But in the true spirit of the Society motto “She’ll be Right”, members rallied and got the Society back on an even keel. “Annie” was the very successful final show for 1975, directed by Tony Guiffrey, musical direction Vivienne Steventon and choreography by Judy Baker. The leading roles of Annie Oakley and Frank Butler were played by Elaine Johnson and Ron Smith. Jack Mowtell landed the part of Sitting Bull, as he said this was the only part that would get him on stage. This was one of those shows with a big cast and included many well-known locals such as Lorna Parkhill, Geoff Steventon, Alan Wright, Reg Pritchard, Bob Steel, Bill Watts, Cheryl Brown, Pat Carey and Neil Smith. The music was provided by a seven piece orchestra, consisting of violin, viola, cello, flute, clarinet, alto saxophone and of course piano ably shared by Margaret Cooke and Betty Gray who incidentally was Vivienne’s mum.

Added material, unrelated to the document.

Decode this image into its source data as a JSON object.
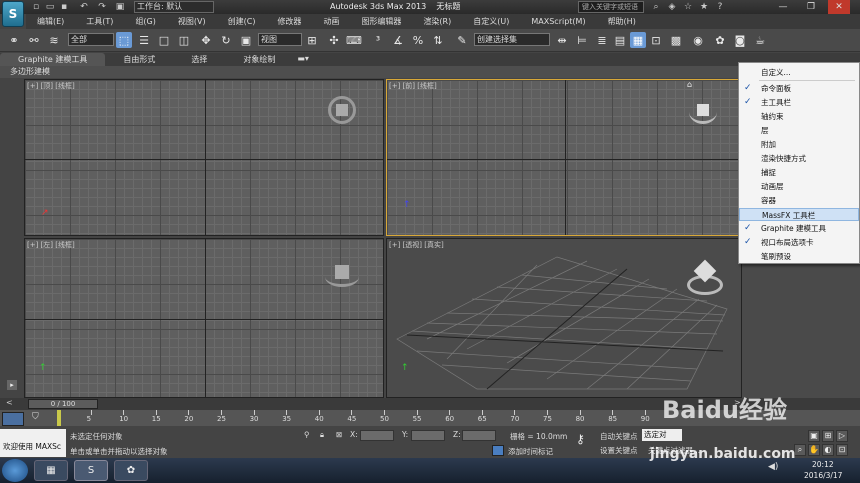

Vivienne and Geoff were married while both performing with the Society as were Sue Fay and Ric Hutton, just adding to the long list of happy couples who met at the M & D. The AGM in 1976 saw Liz Matthews re-elected President for the third year while Lorna Parkhill, one of the newer members, took over Secretaryship from Wendy Yelf. Alan Wright, a new Scientist at the Telescope and his wife Hilary joined the Society when they came to Parkes having had previous experience in repertory theatre in England.
He directed the first production for 1976 “Breath of Spring” with Sandra Smith having the role of Nanette, and Ric Hutton the role of Brigadier Albert Rayne. Others in the cast were, Liz Matthews, Pat Carey, Stan Kingham and Murray McLachlan in his first part with the Society. This three act was very well received and set the tone for the rest of the year.